(GIVEN DATA begins)

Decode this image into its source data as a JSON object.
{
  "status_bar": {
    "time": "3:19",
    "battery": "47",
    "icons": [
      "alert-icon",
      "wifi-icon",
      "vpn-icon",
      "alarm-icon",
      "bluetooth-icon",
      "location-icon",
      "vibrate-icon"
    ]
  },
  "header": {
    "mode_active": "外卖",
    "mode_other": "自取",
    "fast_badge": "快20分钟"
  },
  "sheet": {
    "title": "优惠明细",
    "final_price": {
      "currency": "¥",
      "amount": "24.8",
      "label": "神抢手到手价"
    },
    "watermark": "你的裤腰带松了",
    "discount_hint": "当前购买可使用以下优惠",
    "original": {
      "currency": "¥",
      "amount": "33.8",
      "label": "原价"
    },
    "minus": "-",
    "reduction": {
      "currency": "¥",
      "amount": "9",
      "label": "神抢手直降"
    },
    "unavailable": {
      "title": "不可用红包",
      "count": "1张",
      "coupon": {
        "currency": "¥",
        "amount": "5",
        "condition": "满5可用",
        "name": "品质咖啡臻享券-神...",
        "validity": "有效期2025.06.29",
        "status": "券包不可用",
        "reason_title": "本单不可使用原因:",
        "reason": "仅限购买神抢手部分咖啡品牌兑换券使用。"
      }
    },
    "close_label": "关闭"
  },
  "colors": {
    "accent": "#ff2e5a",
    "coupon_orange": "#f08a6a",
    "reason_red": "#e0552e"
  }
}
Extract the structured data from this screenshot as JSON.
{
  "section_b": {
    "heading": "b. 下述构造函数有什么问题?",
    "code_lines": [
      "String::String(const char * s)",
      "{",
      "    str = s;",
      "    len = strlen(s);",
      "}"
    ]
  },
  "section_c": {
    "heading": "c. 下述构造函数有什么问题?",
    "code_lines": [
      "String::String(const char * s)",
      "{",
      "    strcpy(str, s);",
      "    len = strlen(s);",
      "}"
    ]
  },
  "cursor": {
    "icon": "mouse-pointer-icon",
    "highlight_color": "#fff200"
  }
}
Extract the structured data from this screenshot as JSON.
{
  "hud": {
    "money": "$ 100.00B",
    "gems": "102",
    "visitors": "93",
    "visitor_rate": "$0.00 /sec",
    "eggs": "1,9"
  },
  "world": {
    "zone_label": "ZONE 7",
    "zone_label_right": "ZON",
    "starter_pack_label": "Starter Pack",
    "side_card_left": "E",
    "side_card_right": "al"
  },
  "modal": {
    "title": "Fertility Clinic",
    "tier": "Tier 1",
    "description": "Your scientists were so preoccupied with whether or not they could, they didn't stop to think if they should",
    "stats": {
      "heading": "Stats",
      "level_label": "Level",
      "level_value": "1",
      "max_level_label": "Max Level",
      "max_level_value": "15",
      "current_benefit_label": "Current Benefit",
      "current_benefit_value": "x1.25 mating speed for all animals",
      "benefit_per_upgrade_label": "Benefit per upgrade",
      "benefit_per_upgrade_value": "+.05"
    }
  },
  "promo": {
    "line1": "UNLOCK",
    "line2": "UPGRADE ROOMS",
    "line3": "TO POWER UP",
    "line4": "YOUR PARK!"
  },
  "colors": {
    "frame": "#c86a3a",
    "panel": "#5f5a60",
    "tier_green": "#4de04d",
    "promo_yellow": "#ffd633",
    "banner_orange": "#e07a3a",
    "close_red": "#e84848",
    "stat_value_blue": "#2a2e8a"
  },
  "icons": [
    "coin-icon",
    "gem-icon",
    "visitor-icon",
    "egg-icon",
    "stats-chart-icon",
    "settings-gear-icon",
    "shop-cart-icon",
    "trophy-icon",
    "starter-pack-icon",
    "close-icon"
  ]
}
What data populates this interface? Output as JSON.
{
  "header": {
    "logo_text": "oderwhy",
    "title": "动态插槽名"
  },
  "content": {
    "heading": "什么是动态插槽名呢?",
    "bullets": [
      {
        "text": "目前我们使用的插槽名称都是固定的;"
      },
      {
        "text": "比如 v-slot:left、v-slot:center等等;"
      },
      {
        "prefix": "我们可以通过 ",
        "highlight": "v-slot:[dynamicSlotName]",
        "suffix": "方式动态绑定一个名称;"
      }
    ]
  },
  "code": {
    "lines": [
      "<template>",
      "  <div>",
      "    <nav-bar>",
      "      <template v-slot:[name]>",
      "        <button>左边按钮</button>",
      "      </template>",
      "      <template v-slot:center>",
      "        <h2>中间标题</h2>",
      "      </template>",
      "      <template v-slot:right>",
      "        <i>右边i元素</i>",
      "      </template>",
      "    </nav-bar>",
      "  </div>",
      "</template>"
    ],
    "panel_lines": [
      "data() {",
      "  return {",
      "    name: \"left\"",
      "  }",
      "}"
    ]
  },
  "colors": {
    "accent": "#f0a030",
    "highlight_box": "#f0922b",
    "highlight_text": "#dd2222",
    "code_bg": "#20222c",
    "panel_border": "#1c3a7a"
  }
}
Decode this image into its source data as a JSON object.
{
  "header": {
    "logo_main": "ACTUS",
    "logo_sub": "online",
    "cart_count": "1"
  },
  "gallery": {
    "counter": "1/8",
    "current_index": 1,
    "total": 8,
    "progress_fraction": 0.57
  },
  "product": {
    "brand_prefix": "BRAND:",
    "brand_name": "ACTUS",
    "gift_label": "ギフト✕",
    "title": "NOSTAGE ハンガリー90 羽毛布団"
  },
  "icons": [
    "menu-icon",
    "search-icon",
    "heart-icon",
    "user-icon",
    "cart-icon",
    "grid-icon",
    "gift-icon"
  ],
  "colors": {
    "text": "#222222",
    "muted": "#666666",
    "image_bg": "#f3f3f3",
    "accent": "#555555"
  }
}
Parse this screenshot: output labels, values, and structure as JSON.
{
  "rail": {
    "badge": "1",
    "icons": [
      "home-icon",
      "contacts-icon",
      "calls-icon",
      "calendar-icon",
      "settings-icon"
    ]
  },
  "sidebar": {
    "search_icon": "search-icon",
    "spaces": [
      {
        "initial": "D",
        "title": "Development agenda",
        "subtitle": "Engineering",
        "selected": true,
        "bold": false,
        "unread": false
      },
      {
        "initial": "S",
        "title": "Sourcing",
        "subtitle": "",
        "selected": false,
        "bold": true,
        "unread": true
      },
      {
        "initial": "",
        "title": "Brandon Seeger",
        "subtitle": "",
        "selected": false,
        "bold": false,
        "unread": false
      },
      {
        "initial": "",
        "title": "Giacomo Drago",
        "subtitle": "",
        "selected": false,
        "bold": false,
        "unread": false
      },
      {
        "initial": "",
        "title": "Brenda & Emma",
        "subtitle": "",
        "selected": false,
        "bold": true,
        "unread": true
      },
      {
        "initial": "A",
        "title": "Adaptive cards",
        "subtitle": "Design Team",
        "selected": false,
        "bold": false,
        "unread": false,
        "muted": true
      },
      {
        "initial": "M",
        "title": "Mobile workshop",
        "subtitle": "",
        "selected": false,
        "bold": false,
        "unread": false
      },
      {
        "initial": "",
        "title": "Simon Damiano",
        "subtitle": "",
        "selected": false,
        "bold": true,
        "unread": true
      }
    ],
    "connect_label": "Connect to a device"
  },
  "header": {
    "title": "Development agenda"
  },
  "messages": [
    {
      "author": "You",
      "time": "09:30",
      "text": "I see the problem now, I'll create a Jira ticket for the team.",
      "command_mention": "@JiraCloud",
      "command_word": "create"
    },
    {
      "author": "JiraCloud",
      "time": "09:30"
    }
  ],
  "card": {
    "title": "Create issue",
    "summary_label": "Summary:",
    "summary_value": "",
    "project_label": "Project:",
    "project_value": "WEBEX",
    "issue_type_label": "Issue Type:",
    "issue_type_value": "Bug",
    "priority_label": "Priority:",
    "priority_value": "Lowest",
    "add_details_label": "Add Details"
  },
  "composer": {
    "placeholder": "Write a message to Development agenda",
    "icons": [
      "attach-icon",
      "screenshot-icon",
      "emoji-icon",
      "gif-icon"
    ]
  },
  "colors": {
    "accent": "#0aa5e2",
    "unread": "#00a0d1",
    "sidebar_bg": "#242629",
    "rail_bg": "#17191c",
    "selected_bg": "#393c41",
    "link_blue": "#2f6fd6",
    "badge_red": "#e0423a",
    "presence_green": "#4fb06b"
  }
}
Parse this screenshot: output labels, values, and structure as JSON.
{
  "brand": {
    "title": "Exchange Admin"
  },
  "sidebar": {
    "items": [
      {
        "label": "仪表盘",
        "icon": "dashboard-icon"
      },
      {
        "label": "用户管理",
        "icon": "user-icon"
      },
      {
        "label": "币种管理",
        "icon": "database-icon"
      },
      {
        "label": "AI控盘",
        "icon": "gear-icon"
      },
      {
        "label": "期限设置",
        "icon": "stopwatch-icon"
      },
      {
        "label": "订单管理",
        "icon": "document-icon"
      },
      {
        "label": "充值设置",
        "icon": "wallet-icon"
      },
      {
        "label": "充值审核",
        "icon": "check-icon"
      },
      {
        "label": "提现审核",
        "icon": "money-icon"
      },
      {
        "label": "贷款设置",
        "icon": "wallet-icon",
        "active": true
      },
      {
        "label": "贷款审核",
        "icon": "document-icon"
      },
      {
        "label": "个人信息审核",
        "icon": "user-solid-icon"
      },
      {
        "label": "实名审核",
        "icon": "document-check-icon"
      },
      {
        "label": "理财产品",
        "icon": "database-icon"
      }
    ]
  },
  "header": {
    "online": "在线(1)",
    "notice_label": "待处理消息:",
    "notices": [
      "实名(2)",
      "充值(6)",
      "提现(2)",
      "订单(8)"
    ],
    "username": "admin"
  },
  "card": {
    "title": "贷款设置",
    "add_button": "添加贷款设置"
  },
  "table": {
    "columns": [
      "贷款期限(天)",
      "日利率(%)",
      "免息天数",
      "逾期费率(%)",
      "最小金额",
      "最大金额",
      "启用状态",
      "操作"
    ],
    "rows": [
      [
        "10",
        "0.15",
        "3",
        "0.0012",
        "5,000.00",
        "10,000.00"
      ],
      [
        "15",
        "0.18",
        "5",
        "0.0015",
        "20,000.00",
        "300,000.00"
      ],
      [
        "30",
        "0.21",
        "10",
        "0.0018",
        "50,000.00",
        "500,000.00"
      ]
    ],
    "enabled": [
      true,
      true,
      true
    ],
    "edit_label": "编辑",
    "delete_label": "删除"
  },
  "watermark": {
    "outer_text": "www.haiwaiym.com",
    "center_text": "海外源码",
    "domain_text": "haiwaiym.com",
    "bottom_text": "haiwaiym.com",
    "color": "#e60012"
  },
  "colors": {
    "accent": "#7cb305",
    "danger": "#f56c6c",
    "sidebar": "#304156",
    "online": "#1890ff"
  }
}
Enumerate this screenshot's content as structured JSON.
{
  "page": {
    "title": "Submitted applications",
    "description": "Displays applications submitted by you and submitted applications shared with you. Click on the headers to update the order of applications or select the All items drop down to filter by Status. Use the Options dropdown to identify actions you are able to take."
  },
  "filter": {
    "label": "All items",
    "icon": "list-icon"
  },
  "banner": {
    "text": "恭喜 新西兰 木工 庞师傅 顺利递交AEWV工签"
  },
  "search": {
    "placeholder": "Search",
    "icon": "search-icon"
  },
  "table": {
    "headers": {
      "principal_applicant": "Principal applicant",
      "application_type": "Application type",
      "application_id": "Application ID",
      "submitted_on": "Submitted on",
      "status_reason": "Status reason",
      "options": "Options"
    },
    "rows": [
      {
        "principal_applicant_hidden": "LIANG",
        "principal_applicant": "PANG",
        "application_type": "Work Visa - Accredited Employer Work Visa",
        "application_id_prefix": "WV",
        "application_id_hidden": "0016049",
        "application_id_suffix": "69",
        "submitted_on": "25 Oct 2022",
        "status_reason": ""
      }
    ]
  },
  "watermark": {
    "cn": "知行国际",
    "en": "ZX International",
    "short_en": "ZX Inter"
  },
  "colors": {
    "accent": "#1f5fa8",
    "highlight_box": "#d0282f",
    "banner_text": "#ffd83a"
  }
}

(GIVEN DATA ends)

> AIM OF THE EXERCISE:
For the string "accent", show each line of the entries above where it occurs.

> SOLUTION TO THIS PROBLEM:
    "accent": "#ff2e5a",
    "accent": "#f0a030",
    "accent": "#555555"
    "accent": "#0aa5e2",
    "accent": "#7cb305",
    "accent": "#1f5fa8",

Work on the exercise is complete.